120in the above example). You can change the limit according to the needs of the particular installation.
4.2.5. Securing the Boot Loader
The primary reasons for password protecting a Linux boot loader are as follows:
- Preventing Access to Single User Mode — If attackers can boot the system into single user mode, they are logged in automatically as
rootwithout being prompted for the
WarningProtecting access to single user mode with a password by editing the
SINGLEparameter in the
/etc/sysconfig/initfile is not recommended. An attacker can bypass the password by specifying a custom initial command (using the
init=parameter) on the kernel command line in GRUB 2. It is recommended to password-protect the GRUB 2 boot loader, as described in the Protecting GRUB 2 with a Password chapter in Red Hat Enterprise Linux 7 System Administrator's Guide.
- Preventing Access to the GRUB 2 Console — If the machine uses GRUB 2 as its boot loader, an attacker can use the GRUB 2 editor interface to change its configuration or to gather information using the
- Preventing Access to Insecure Operating Systems — If it is a dual-boot system, an attacker can select an operating system at boot time, for example DOS, which ignores access controls and file permissions.
Red Hat Enterprise Linux 7 includes the GRUB 2 boot loader on the Intel 64 and AMD64 platform. For a detailed look at GRUB 2, see the Working With the GRUB 2 Boot Loader chapter in Red Hat Enterprise Linux 7 System Administrator's Guide.
18.104.22.168. Disabling Interactive Startup
Pressing the I key at the beginning of the boot sequence allows you to start up your system interactively. During an interactive startup, the system prompts you to start up each service one by one. However, this may allow an attacker who gains physical access to your system to disable the security-related services and gain access to the system.
To prevent users from starting up the system interactively, as
root, disable the
PROMPTparameter in the
4.2.6. Protecting Hard and Symbolic Links
To prevent malicious users from exploiting potential vulnerabilities caused by unprotected hard and symbolic links, Red Hat Enterprise Linux 7 includes a feature that only allows links to be created or followed provided certain conditions are met.
In case of hard links, one of the following needs to be true:
- The user owns the file to which they link.
- The user already has read and write access to the file to which they link.
In case of symbolic links, processes are only permitted to follow links when outside of world-writeable directories with sticky bits, or one of the following needs to be true:
- The process following the symbolic link is the owner of the symbolic link.
- The owner of the directory is the same as the owner of the symbolic link.
This protection is turned on by default.
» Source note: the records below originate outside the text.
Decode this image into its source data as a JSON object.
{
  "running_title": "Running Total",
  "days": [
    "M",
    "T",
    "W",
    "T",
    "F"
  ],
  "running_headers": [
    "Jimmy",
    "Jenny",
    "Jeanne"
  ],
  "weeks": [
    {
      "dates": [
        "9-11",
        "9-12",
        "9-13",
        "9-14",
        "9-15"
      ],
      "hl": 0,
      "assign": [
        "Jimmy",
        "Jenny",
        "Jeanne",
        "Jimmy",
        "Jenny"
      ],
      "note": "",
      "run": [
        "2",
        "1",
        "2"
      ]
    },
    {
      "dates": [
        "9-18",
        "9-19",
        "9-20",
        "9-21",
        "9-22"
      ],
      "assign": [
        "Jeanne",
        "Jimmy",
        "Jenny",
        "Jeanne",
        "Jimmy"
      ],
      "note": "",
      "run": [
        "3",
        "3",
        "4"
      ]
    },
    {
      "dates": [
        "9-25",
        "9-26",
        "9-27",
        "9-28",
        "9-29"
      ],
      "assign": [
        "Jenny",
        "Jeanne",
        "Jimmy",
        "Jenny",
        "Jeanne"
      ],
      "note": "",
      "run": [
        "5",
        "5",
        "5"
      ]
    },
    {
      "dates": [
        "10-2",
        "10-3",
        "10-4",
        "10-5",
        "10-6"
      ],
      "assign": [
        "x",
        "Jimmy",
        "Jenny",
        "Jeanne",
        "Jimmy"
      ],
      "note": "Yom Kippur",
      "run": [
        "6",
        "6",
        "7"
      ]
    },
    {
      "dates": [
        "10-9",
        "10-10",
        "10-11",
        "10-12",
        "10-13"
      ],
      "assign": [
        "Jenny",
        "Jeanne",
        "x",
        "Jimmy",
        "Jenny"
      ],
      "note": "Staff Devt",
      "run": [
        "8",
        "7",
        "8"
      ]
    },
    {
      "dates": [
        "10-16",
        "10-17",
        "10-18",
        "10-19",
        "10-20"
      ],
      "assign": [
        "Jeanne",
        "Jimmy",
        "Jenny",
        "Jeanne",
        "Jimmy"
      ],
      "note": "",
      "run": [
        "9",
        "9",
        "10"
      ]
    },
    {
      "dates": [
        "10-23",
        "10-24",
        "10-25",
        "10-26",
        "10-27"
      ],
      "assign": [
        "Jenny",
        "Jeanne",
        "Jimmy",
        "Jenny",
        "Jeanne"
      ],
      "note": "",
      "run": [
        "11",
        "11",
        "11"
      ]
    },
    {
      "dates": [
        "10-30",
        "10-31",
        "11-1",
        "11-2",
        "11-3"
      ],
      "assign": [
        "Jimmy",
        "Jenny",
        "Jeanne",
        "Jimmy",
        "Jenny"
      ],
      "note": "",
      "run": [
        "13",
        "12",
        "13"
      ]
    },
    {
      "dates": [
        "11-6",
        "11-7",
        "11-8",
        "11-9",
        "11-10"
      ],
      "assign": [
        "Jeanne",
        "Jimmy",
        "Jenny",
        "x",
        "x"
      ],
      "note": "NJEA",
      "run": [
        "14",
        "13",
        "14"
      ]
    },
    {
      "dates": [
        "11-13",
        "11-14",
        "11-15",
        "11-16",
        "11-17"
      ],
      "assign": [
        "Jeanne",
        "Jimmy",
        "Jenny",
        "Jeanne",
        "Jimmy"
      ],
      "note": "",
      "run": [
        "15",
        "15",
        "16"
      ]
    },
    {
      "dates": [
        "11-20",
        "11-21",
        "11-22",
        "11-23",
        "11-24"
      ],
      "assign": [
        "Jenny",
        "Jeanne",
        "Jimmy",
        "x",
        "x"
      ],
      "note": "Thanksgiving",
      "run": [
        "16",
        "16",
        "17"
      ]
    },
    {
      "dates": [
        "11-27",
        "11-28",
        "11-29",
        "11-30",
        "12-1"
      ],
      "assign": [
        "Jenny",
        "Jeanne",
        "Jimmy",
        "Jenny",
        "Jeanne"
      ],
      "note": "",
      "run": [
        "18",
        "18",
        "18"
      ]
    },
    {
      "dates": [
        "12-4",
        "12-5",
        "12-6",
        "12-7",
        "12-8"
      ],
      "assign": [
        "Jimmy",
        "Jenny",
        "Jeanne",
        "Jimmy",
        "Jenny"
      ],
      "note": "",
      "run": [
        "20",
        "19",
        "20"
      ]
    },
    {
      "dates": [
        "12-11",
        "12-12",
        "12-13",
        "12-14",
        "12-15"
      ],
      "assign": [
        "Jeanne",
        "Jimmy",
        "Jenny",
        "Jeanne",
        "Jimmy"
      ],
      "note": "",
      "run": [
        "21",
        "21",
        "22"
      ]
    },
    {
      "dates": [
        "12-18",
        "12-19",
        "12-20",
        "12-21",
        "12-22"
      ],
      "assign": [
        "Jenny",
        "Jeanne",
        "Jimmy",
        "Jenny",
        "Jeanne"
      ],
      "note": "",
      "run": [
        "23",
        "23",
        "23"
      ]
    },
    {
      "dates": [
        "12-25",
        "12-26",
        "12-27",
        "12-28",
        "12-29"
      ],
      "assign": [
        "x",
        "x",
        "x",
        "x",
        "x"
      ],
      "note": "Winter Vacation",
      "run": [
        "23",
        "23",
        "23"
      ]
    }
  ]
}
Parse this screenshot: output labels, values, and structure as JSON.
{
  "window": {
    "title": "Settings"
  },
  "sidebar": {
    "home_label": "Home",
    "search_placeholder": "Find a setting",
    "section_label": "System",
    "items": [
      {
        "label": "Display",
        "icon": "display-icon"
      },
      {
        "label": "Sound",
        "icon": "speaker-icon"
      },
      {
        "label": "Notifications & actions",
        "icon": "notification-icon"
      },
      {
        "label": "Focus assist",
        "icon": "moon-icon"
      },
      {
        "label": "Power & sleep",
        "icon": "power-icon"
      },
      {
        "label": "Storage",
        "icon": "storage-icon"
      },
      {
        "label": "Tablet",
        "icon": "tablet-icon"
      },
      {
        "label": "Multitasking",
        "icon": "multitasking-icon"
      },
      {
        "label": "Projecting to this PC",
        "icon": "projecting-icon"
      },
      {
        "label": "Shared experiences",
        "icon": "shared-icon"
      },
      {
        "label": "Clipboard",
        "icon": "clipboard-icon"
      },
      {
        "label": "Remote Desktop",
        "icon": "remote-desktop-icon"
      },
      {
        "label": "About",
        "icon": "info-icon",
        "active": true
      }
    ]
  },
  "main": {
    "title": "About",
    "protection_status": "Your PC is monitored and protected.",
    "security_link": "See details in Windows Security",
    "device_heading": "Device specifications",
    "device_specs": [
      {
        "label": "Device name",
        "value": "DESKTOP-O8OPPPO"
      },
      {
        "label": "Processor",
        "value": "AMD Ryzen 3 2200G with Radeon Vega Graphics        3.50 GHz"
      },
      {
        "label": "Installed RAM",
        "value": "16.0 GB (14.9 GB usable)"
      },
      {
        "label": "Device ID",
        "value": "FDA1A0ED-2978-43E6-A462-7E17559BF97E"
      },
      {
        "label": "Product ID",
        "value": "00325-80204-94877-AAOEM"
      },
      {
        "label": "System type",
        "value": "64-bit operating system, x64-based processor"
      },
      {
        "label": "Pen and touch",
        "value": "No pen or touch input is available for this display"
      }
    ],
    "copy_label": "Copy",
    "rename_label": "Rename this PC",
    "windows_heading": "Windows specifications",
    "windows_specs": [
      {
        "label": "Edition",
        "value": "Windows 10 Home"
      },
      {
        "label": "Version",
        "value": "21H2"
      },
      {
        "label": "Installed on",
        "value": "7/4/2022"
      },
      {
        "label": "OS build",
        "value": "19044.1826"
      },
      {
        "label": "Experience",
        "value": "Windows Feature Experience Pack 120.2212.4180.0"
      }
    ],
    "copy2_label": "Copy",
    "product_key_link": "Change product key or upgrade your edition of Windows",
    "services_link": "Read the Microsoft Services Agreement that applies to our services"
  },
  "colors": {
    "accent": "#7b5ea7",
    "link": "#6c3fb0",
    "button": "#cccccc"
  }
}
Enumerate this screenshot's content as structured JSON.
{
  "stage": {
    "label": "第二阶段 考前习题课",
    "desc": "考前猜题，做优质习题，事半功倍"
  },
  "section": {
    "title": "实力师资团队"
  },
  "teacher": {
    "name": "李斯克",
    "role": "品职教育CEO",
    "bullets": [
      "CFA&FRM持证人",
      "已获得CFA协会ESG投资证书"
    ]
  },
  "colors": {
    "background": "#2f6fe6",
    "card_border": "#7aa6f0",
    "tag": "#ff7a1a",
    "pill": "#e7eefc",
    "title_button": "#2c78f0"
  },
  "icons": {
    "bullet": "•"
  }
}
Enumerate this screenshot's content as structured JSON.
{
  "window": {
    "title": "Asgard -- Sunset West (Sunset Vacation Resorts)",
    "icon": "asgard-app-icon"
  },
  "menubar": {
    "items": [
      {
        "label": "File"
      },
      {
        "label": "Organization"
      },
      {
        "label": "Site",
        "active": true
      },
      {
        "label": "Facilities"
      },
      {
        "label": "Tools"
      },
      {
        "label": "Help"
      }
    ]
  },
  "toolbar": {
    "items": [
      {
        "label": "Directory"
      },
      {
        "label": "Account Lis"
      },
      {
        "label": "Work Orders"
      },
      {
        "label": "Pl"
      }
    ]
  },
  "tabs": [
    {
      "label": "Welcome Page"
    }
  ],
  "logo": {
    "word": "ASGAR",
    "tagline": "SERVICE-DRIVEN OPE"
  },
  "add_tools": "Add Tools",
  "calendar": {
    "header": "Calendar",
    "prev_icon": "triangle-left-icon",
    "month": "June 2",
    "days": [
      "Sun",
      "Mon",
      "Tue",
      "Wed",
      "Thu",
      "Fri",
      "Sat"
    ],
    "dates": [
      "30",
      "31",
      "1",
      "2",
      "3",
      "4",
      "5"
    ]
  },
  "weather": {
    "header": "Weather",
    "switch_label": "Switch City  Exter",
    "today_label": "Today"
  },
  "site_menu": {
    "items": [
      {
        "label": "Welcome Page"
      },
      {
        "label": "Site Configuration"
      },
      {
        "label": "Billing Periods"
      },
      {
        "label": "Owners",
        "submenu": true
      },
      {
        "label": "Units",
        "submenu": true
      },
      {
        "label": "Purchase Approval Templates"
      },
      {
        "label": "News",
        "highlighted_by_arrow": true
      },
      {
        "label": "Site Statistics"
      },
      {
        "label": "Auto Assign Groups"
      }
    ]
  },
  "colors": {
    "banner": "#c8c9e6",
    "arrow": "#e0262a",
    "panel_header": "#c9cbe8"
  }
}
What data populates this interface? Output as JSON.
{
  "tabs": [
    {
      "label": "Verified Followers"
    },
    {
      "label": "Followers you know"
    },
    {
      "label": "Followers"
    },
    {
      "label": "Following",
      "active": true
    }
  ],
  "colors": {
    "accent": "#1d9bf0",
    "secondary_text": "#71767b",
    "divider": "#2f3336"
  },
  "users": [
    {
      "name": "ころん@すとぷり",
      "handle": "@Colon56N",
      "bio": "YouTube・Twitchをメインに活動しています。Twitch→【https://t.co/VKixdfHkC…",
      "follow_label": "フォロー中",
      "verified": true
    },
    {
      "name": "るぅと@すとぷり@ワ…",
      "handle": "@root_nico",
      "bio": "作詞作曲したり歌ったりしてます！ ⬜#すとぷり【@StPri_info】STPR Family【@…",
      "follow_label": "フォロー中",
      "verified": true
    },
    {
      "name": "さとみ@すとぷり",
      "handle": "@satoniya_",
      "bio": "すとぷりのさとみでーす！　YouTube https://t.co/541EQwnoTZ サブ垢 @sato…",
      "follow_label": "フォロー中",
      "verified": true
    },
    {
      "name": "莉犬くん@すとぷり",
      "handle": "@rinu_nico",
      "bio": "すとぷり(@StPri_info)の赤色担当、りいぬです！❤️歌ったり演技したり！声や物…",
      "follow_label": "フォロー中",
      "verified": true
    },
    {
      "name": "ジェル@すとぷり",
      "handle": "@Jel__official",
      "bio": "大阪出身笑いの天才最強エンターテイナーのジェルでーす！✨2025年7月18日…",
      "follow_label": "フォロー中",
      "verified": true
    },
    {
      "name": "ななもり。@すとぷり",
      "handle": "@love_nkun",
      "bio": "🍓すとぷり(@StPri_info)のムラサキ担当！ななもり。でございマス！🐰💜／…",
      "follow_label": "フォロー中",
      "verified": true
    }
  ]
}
It is controlled by the following options in the
fs.protected_hardlinks = 1 fs.protected_symlinks = 1
To override the default settings and disable the protection, create a new configuration file called, for example,
/etc/sysctl.d/directory with the following content:
fs.protected_hardlinks = 0 fs.protected_symlinks = 0
Note that in order to override the default system settings, the new configuration file needs to have the
.confextension, and it needs to be read after the default system file (the files are read in lexicographic order, therefore settings contained in a file with a higher number at the beginning of the file name take precedence).
See the sysctl.d(5) manual page for more detailed information about the configuration of kernel parameters at boot using the